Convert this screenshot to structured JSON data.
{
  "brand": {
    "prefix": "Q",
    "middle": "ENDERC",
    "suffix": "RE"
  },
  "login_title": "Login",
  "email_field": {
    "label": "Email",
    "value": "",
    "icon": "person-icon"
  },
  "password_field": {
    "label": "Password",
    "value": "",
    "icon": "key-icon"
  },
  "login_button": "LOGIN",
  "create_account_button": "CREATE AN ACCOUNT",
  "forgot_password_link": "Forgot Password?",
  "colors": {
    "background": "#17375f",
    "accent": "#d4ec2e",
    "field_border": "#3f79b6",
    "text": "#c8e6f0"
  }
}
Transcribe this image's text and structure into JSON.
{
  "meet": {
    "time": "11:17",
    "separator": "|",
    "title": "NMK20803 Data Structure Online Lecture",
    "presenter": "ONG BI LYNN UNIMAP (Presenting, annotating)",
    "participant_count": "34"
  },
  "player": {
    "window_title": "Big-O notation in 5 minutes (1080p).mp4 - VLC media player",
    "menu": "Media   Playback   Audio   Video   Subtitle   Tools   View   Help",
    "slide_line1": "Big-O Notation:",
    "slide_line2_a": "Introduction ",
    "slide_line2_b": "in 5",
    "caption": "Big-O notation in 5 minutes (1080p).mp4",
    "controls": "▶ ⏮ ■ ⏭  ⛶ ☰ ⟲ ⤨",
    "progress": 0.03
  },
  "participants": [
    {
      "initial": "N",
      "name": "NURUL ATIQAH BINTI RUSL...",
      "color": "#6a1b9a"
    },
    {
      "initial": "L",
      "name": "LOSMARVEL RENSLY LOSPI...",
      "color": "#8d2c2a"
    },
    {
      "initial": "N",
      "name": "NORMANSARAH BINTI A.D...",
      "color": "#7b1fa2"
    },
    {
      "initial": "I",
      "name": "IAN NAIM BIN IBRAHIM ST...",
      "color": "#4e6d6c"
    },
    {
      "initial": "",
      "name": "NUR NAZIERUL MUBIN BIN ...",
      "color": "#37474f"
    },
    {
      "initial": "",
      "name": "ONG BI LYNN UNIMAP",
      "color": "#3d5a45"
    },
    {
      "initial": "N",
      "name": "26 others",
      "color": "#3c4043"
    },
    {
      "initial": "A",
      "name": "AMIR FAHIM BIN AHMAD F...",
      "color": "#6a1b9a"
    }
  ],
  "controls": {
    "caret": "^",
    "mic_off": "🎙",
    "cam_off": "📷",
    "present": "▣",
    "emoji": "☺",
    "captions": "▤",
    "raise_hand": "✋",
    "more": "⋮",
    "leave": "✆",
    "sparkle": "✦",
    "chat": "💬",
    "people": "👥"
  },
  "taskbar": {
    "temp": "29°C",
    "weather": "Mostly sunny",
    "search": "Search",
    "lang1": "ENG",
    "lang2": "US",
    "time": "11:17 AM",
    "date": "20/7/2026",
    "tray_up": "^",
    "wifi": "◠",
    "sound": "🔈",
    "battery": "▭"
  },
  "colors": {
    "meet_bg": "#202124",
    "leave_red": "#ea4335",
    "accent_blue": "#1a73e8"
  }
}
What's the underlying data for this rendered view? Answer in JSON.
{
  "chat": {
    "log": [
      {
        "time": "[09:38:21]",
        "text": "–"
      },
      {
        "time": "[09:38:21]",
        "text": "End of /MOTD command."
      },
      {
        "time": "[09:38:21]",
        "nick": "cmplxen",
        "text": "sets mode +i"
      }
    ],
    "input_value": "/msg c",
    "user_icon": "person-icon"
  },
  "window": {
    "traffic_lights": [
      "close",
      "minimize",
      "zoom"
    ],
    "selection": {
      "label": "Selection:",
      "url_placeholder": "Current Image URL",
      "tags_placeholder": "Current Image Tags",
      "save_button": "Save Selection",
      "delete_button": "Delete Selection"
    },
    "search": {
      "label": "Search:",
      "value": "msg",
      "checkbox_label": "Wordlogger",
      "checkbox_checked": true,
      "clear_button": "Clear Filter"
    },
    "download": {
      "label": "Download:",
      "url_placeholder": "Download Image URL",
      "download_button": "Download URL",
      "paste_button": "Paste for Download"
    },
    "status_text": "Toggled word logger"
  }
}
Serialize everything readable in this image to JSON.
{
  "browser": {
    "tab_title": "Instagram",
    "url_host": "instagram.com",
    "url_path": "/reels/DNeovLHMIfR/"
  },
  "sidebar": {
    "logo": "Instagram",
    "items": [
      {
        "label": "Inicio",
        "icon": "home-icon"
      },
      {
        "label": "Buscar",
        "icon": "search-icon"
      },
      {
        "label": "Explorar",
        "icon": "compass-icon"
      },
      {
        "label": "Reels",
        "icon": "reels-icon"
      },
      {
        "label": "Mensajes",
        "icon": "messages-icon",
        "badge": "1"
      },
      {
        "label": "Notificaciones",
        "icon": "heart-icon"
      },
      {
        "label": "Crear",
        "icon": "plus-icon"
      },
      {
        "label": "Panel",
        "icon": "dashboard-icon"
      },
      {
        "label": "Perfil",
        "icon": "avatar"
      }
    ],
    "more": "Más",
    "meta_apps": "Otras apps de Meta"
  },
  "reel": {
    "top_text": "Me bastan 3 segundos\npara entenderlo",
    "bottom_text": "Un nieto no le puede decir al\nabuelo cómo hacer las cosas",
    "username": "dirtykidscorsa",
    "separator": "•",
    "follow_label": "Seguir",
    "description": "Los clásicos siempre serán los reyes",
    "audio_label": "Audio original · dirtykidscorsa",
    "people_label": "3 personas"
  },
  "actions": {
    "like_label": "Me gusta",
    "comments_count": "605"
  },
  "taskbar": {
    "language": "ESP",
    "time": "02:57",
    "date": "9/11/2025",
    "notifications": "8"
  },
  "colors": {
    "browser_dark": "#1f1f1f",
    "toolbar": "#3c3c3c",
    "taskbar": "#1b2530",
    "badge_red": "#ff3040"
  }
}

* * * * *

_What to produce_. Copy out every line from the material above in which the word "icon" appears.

_Task result_.
    "icon": "person-icon"
    "icon": "key-icon"
    "user_icon": "person-icon"
        "icon": "home-icon"
        "icon": "search-icon"
        "icon": "compass-icon"
        "icon": "reels-icon"
        "icon": "messages-icon",
        "icon": "heart-icon"
        "icon": "plus-icon"
        "icon": "dashboard-icon"
        "icon": "avatar"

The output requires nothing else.